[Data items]

>>

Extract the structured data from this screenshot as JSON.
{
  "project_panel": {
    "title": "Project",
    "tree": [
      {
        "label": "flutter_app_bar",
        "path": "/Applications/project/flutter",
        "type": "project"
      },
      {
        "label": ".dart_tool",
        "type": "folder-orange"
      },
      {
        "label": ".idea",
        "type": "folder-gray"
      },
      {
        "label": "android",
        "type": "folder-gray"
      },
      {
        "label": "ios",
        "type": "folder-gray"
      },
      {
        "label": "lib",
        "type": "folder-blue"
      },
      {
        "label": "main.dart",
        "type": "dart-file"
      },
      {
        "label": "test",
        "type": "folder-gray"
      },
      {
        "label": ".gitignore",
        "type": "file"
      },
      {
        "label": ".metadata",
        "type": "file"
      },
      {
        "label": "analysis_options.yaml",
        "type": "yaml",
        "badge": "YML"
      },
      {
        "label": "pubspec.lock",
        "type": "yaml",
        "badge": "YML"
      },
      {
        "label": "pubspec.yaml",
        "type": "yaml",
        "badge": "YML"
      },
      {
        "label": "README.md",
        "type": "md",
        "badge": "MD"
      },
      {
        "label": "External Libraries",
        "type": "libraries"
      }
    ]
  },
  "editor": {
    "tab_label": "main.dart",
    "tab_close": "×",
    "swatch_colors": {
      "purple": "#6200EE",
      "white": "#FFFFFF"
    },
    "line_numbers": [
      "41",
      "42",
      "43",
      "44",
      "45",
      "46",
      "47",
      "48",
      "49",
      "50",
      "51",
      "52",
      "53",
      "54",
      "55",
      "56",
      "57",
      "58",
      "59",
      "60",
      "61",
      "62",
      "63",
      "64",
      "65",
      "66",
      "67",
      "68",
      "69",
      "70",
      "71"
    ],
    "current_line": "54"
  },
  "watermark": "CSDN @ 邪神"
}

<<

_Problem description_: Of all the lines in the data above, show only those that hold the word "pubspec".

_Written answer_:
        "label": "pubspec.lock",
        "label": "pubspec.yaml",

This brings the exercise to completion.